While I haven’t been as active as I’d like to be here at are phantasia in the last month or so I have had the opportunity to explore some of the work of others who have. I’ve discovered some really cools stuff recently that I’d like to take a minute to share.
1. Role Play Craft
First up is a blog that I’ve been following for some time. Patrick Wesley has been doing some really fine work over at Role Play Craft offering original content for rpgs in the form of interesting NPC ideas, adventure hooks, complete adventures and campaign settings.
I’ve found Patrick’s work to be engrossing and highly original. Take for instance the campaign setting of Ghartha which he has recently fleshed out over a series of four posts (Part 1, Part 2, Part 3, Part 4). Ghartha is a subterranean “tomb world” that hearkens back to the old Swords and Sorcery pulps of authors like Robert E. Howard. From the intro:
This world setting is one that exists completely underground, in large chambers or claustrophobic tunnels. It draws inspiration from the previously mentioned authors… as well as medieval mysticism and general themes of occultism. It’s a dangerous place, with societies huddled around glowing noxious vents for life support. Rampant religiosity is the engine of civilization, with many of the city-states ruled by classes of priests who leverage their positions with hidden knowledge and wisdom. Sacrificial rites are not uncommon, and are for the most part seen as necessary to appease those that dwell beyond the light of the vents, in the untouched darkness of the deep world.
Patrick has done an exemplary job in filling out the details of this setting, its city states, temples and cults (including my personal favorite, a cult dedicated to a worm described as “a corpulent mass of pale flesh that eats away at the core of the world,” sucking away all of its secrets). There are ample lost civilizations filled with forgotten technology, magic and lore, old gods, new gods, hideous troglodytes and much more. This is an ideal setting to use as a backdrop for a Goodman Games Dungeon Crawl Classics type campaign.
In addition a while back Patrick wrote up a very fine little adventure called Wine for Idelberry (Part 1, Part 2) which is a non-linear site-based adventure centering around the exploration of a set of ruins on the borderlands of civilization. The ruins are said to contain an extremely rare and fine vintage which the Lord of the realm would pay good coin to obtain. Yet the ruins have remained deserted for a reason. A curse hangs like a shroud upon the area and each night the dead within rise to reenact the horrifying tale of their final moments in life. Beyond the dungeon a goblin camp and several memorable NPCs within the local town of Oak Hill provide enough adventure hooks to keep a party occupied for multiple game sessions. I plan on using this adventure in my own hex crawl campaign, which is about the highest praise I can offer.
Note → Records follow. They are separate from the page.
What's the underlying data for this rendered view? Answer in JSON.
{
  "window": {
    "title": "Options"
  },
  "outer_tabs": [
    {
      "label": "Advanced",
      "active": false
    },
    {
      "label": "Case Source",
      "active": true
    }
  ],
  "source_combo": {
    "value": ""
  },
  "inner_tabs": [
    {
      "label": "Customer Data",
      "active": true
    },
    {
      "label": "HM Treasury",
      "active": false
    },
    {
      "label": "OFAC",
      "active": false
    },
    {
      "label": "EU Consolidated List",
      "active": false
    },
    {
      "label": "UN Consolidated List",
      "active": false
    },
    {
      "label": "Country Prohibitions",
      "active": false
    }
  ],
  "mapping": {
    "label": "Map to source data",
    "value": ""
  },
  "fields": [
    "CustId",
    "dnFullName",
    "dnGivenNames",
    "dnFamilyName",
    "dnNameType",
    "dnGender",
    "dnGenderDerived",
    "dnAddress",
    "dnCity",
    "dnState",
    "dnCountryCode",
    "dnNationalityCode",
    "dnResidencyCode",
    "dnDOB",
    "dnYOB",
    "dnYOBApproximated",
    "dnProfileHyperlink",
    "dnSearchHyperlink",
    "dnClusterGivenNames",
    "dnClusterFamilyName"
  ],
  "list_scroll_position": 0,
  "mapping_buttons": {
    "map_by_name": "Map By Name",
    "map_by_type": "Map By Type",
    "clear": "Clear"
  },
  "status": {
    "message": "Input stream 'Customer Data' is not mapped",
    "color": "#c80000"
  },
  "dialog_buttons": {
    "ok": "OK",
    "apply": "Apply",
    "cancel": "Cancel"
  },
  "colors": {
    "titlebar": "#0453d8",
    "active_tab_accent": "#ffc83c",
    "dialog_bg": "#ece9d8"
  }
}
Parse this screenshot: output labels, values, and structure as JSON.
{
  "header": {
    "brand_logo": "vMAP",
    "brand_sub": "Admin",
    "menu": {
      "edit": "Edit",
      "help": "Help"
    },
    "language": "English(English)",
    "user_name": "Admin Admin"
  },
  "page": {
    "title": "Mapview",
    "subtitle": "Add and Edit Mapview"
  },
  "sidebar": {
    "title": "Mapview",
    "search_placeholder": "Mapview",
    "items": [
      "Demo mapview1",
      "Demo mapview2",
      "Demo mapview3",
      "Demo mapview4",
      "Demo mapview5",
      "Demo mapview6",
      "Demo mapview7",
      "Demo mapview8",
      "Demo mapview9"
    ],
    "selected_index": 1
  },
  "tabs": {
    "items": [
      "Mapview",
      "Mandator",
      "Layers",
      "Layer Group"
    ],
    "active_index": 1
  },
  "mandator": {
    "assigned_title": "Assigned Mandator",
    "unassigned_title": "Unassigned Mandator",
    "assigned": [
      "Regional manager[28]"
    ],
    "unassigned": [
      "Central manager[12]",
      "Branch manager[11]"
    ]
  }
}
2. The Swordfish Islands
Those following my blog will know that I’ve been thinking about hex crawls quite a bit of late. So I was intrigued when a google search accidentally led me to The Swordfish Islands, a blog about a system-neutral hex-crawl. It appears as if the blog initially began as a place for a DM to post notes about the campaign setting and in which the party could keep campaign journals and such. However a few months after launching the group decided to provide more structure to the blog and have been regularly posting original content, including magical items, creature lairs and new guilds and factions.
What really caught my eye however was a recent post in which one of the blog’s authors, Jacob Hurst, offered his own take on Dungeon Design. This is a topic which I talked about at length at the end of last year, offering my own take on what a useful layout might consist in. To summarize, my view is that a useful dungeon format ought to include enough information about the locale, its features, its contents and its occupants to run an encounter without heavily relying upon improvisation, but must in addition present that information in the most economic and accessible way possible. I’ve got to say that I was impressed by how well Jacob’s format manages to accomplish this. He manages to pack in quite a bit of information into a highly condensed and easy to reference key.
Moreover, he offers a wonderful example of this model at work in the form of a very playable 2 page pdf of a Dire Boar Den. The artwork and cartography of this pdf are of a professional quality. The pdf alone is reason enough to visit the blog.
3. I’ll See It When I Believe It
Sadly Michael Prescott does not update his blog often, but when he does oh what treasures he brings! This year Michael began releasing his own unique version of one page dungeons (or as he calls them, adventure locations), which, frankly in my opinion, blow away most of the other one page dungeons I’ve seen. Thus far Michael has released 5 high quality adventure locales, my favorite of which is his latest Tannoch Rest-Of-Kings. Though he’s only allotted himself a single page to map and detail the locale Michael still manages to deliver a unique adventure full of memorable NPCs, cool original magic items, and interesting encounter locations. In fact, I’d say that Michael’s format has set the bar for me in any future one page dungeon contests I enter. I think its definitely worth your time to stop over at his blog and pick up these 5 free adventure locales.